Global Green Chemical Plc (GGC), the SET-listed biochemical arm of PTT Global Chemical Plc (PTTGC), plans to kick off development of its 7-billion-baht biochemical complex by the third quarter.
Managing director Jirawat Nooritanon said it plans to enter into a joint venture with sugar miller Kaset Thai International Sugar Corporation (KTIS).
Under the terms of the contract, each company will own a 50% stake in the biochemical complex, which will be located in Nakorn Sawan, near KTIS's sugar farm.
GGC's board of directors are expected to approve the business plan in the third quarter, after approving the recent feasibility study.
In the first phase, the complex will consist of a sugar miller and an ethanol production facility, as well as a power plant fuelled by the waste of the sugar production process, he said.
If everything proceeds as scheduled, the facility will begin commercial operations in early 2020.
Approval of the newly revised Thailand Sugar Act, which would allow ethanol producers to use sugar juice in ethanol feedstock, will be crucial for the project, said Mr Jirawat.
"The partners are waiting for the implementation of this bill, which they think will be in force by the end of the year," he said.
GGC has another ongoing development project waiting for board approval, which will include a 500-million-baht glycerine refinery production facility and a 600-900 million oleo chemical production plant.
The two projects will strengthen the company's offerings in downstream products like feedstock for creams, lotions and skin care and cleansing products.

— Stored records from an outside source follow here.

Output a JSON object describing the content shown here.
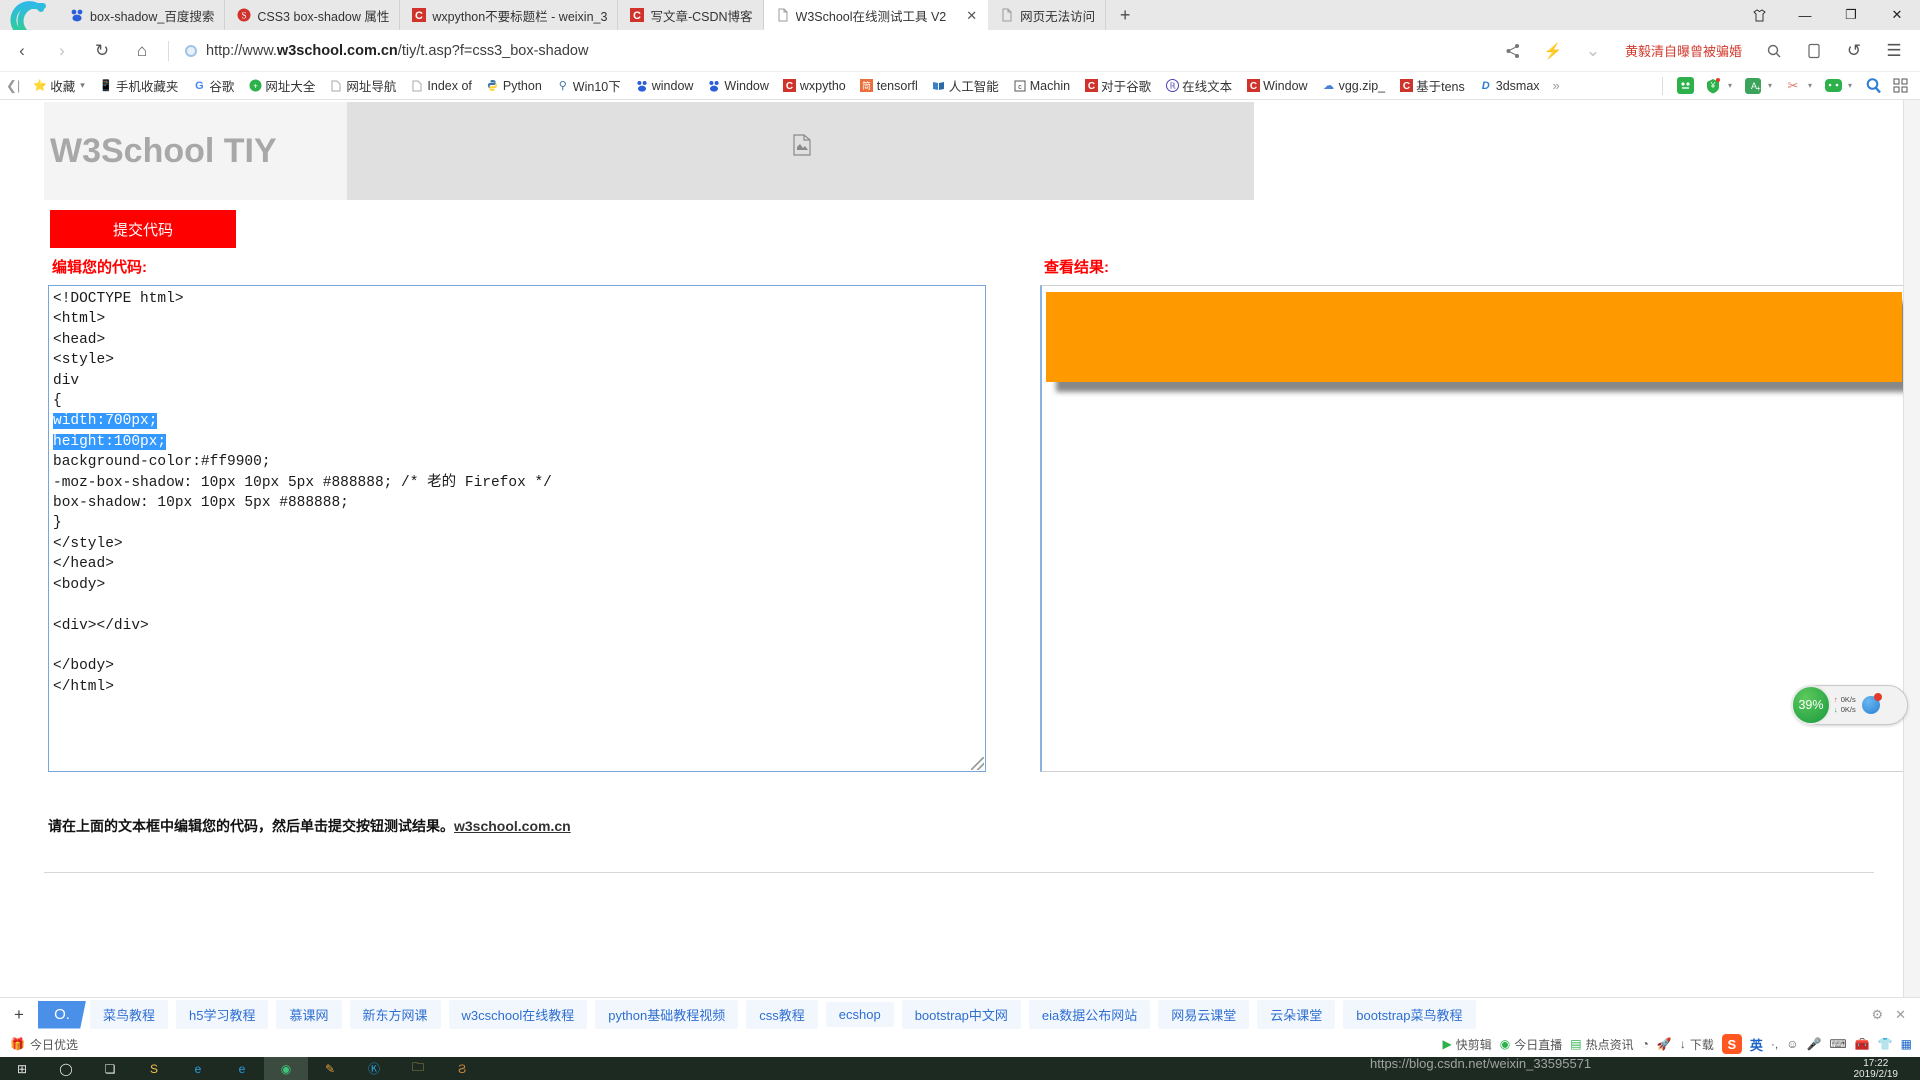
{
  "browser": {
    "tabs": [
      {
        "title": "box-shadow_百度搜索",
        "icon": "baidu-favicon",
        "active": false
      },
      {
        "title": "CSS3 box-shadow 属性",
        "icon": "w3school-favicon",
        "active": false
      },
      {
        "title": "wxpython不要标题栏 - weixin_3",
        "icon": "csdn-favicon",
        "active": false
      },
      {
        "title": "写文章-CSDN博客",
        "icon": "csdn-favicon",
        "active": false
      },
      {
        "title": "W3School在线测试工具 V2",
        "icon": "page-favicon",
        "active": true
      },
      {
        "title": "网页无法访问",
        "icon": "page-favicon",
        "active": false
      }
    ],
    "new_tab_label": "+",
    "close_label": "✕",
    "window_controls": {
      "skin": "shirt-icon",
      "minimize": "—",
      "maximize": "❐",
      "close": "✕"
    },
    "nav": {
      "back": "‹",
      "forward": "›",
      "reload": "↻",
      "home": "⌂",
      "url_prefix": "http://www.",
      "url_domain": "w3school.com.cn",
      "url_path": "/tiy/t.asp?f=css3_box-shadow",
      "promo_text": "黄毅清自曝曾被骗婚",
      "share": "share-icon",
      "bolt": "bolt-icon",
      "chevron": "⌄",
      "search": "search-icon",
      "tablet": "tablet-icon",
      "undo": "↺",
      "menu": "☰"
    },
    "bookmarks": {
      "back_chevron": "❮|",
      "items": [
        {
          "label": "收藏",
          "icon": "star-icon",
          "has_caret": true
        },
        {
          "label": "手机收藏夹",
          "icon": "phone-icon"
        },
        {
          "label": "谷歌",
          "icon": "google-icon"
        },
        {
          "label": "网址大全",
          "icon": "hao123-icon"
        },
        {
          "label": "网址导航",
          "icon": "page-icon"
        },
        {
          "label": "Index of",
          "icon": "page-icon"
        },
        {
          "label": "Python",
          "icon": "python-icon"
        },
        {
          "label": "Win10下",
          "icon": "win-icon"
        },
        {
          "label": "window",
          "icon": "baidu-icon"
        },
        {
          "label": "Window",
          "icon": "baidu-icon"
        },
        {
          "label": "wxpytho",
          "icon": "csdn-icon"
        },
        {
          "label": "tensorfl",
          "icon": "jian-icon"
        },
        {
          "label": "人工智能",
          "icon": "book-icon"
        },
        {
          "label": "Machin",
          "icon": "doc-icon"
        },
        {
          "label": "对于谷歌",
          "icon": "csdn-icon"
        },
        {
          "label": "在线文本",
          "icon": "circle-icon"
        },
        {
          "label": "Window",
          "icon": "csdn-icon"
        },
        {
          "label": "vgg.zip_",
          "icon": "cloud-icon"
        },
        {
          "label": "基于tens",
          "icon": "csdn-icon"
        },
        {
          "label": "3dsmax",
          "icon": "d-icon"
        }
      ],
      "overflow": "»",
      "tools": [
        "game-icon",
        "wallet-icon",
        "translate-icon",
        "scissors-icon",
        "gamepad-icon",
        "magnifier-icon",
        "apps-icon"
      ]
    }
  },
  "sidebar": {
    "items": [
      {
        "name": "favorites-star",
        "glyph": "★",
        "color": "#f5a623"
      },
      {
        "name": "notes",
        "glyph": "▤",
        "color": "#3c8fe0"
      },
      {
        "name": "weibo",
        "glyph": "◉",
        "color": "#e8593b"
      },
      {
        "name": "mail",
        "glyph": "@",
        "color": "#e8452c"
      }
    ]
  },
  "tiy": {
    "title": "W3School TIY",
    "broken_image_icon": "broken-image-icon",
    "submit_button": "提交代码",
    "editor_label": "编辑您的代码:",
    "result_label": "查看结果:",
    "code_lines": [
      {
        "text": "<!DOCTYPE html>",
        "selected": false
      },
      {
        "text": "<html>",
        "selected": false
      },
      {
        "text": "<head>",
        "selected": false
      },
      {
        "text": "<style>",
        "selected": false
      },
      {
        "text": "div",
        "selected": false
      },
      {
        "text": "{",
        "selected": false
      },
      {
        "text": "width:700px;",
        "selected": true
      },
      {
        "text": "height:100px;",
        "selected": true
      },
      {
        "text": "background-color:#ff9900;",
        "selected": false
      },
      {
        "text": "-moz-box-shadow: 10px 10px 5px #888888; /* 老的 Firefox */",
        "selected": false
      },
      {
        "text": "box-shadow: 10px 10px 5px #888888;",
        "selected": false
      },
      {
        "text": "}",
        "selected": false
      },
      {
        "text": "</style>",
        "selected": false
      },
      {
        "text": "</head>",
        "selected": false
      },
      {
        "text": "<body>",
        "selected": false
      },
      {
        "text": "",
        "selected": false
      },
      {
        "text": "<div></div>",
        "selected": false
      },
      {
        "text": "",
        "selected": false
      },
      {
        "text": "</body>",
        "selected": false
      },
      {
        "text": "</html>",
        "selected": false
      }
    ],
    "result_box": {
      "background_color": "#ff9900",
      "box_shadow": "10px 10px 5px #888888"
    },
    "note_text": "请在上面的文本框中编辑您的代码，然后单击提交按钮测试结果。",
    "note_link": "w3school.com.cn"
  },
  "speed_widget": {
    "percent": "39%",
    "up_rate": "0K/s",
    "down_rate": "0K/s",
    "up_arrow": "↑",
    "down_arrow": "↓"
  },
  "hotbar": {
    "plus": "+",
    "logo": "O.",
    "items": [
      "菜鸟教程",
      "h5学习教程",
      "慕课网",
      "新东方网课",
      "w3cschool在线教程",
      "python基础教程视频",
      "css教程",
      "ecshop",
      "bootstrap中文网",
      "eia数据公布网站",
      "网易云课堂",
      "云朵课堂",
      "bootstrap菜鸟教程"
    ],
    "gear": "gear-icon",
    "close": "✕"
  },
  "tray": {
    "left_label": "今日优选",
    "left_icon": "gift-icon",
    "items": [
      {
        "label": "快剪辑",
        "icon": "play-icon"
      },
      {
        "label": "今日直播",
        "icon": "live-icon"
      },
      {
        "label": "热点资讯",
        "icon": "news-icon"
      },
      {
        "label": "",
        "icon": "clock-icon"
      },
      {
        "label": "",
        "icon": "rocket-icon"
      },
      {
        "label": "下载",
        "icon": "download-icon"
      }
    ],
    "ime": {
      "logo": "S",
      "mode": "英",
      "punct": "·,",
      "emoji": "☺",
      "mic": "mic-icon",
      "keyboard": "keyboard-icon",
      "toolbox": "toolbox-icon",
      "skin": "shirt-icon",
      "apps": "apps-icon"
    }
  },
  "taskbar": {
    "items": [
      {
        "name": "start-button",
        "glyph": "⊞"
      },
      {
        "name": "cortana-search",
        "glyph": "◯"
      },
      {
        "name": "task-view",
        "glyph": "❏"
      },
      {
        "name": "sogou-pinyin",
        "glyph": "S"
      },
      {
        "name": "ie-browser",
        "glyph": "e"
      },
      {
        "name": "edge-browser",
        "glyph": "e"
      },
      {
        "name": "360-browser",
        "glyph": "◉"
      },
      {
        "name": "editor-app",
        "glyph": "✎"
      },
      {
        "name": "kugou-app",
        "glyph": "K"
      },
      {
        "name": "file-explorer",
        "glyph": "📁"
      },
      {
        "name": "sublime-app",
        "glyph": "S"
      }
    ],
    "clock_time": "17:22",
    "clock_date": "2019/2/19"
  },
  "watermark": {
    "line1": "https://blog.csdn.net/weixin_33595571"
  }
}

The company currently produces 14,000 tonnes of oleo speciality products per year and 20,000 tonnes of refined glycerine.
Mr Jirawat said GGC's second methyl ester or biodiesel production unit is scheduled to start operations in the third quarter. The facility will have an annual capacity of 200,000 tonnes of methyl ester (ME), which will bring the combined capacity of the two units to 500,000 tonnes.
The demand for diesel in Thailand is limited, which is why the company only produces biodiesel products with a 7% ME content, he said.
Companies in the sector are asking the automotive development policymaker to increase the proportion of ME in biodiesel to 10% (or B10), up from 7% (B7), in order to absorb the surplus ME production capacity.
A decade ago, Thai biofuel policymakers estimated that by 2020, demand for biodiesel in Thailand would increase to 10% of ME, up from 2% in 2005, which is why GGC designed its production facility to accommodate maximum demand for B10.
But car assemblers in Thailand have been reluctant to accept biodiesel blends with more than 7% ME.
If biodiesel is increased to B10, the demand for crude palm oil will expand by 45,000 tonnes a year. Thai crude palm oil stock now stands at 400,000 tonnes, above the average yearly crude palm oil stock of 300,000 tonnes.